◆ INSTRUCTIONS TO FOLLOW ◆
Report each line from the entries in which "value" can be found.

◆ EXTRACTED RECORDS ◆
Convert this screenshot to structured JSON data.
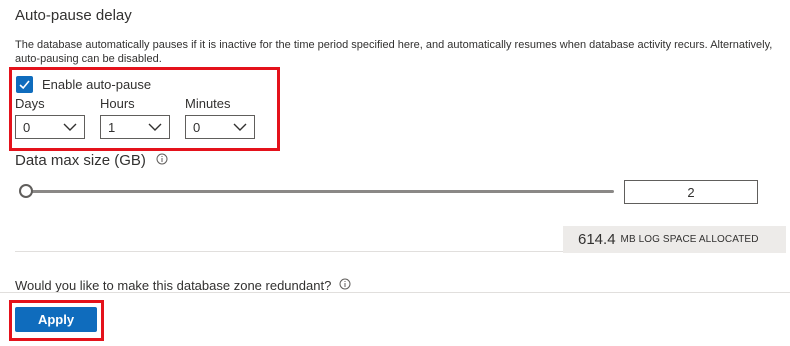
{
  "autopause": {
    "title": "Auto-pause delay",
    "description": "The database automatically pauses if it is inactive for the time period specified here, and automatically resumes when database activity recurs. Alternatively, auto-pausing can be disabled.",
    "enable_label": "Enable auto-pause",
    "enable_checked": true,
    "days": {
      "label": "Days",
      "value": "0"
    },
    "hours": {
      "label": "Hours",
      "value": "1"
    },
    "minutes": {
      "label": "Minutes",
      "value": "0"
    }
  },
  "data_max_size": {
    "label": "Data max size (GB)",
    "value": "2",
    "slider_fraction": 0
  },
  "log_space": {
    "value": "614.4",
    "label": "MB LOG SPACE ALLOCATED"
  },
  "zone_redundant": {
    "question": "Would you like to make this database zone redundant?"
  },
  "apply_label": "Apply",
  "colors": {
    "accent": "#0f6cbd",
    "highlight_red": "#e4121b"
  },
  "icons": [
    "checkmark-icon",
    "chevron-down-icon",
    "info-icon"
  ]
}
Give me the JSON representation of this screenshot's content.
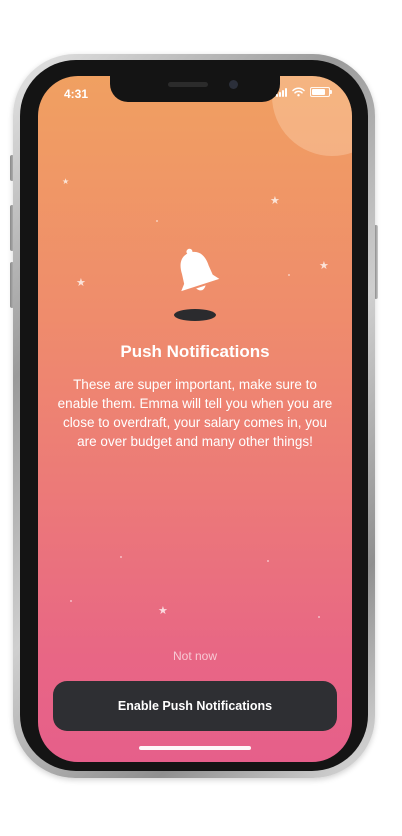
{
  "status_bar": {
    "time": "4:31",
    "icons": [
      "signal-icon",
      "wifi-icon",
      "battery-icon"
    ]
  },
  "screen": {
    "icon": "bell-icon",
    "title": "Push Notifications",
    "body": "These are super important, make sure to enable them. Emma will tell you when you are close to overdraft, your salary comes in, you are over budget and many other things!",
    "secondary_action": "Not now",
    "primary_action": "Enable Push Notifications"
  },
  "colors": {
    "gradient_top": "#f0a061",
    "gradient_bottom": "#e65f8a",
    "button_background": "#2e2f33",
    "text": "#ffffff"
  }
}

◆ RESPONSE AREA ◆
      "value": "0"
      "value": "1"
      "value": "0"
    "value": "2",
    "value": "614.4",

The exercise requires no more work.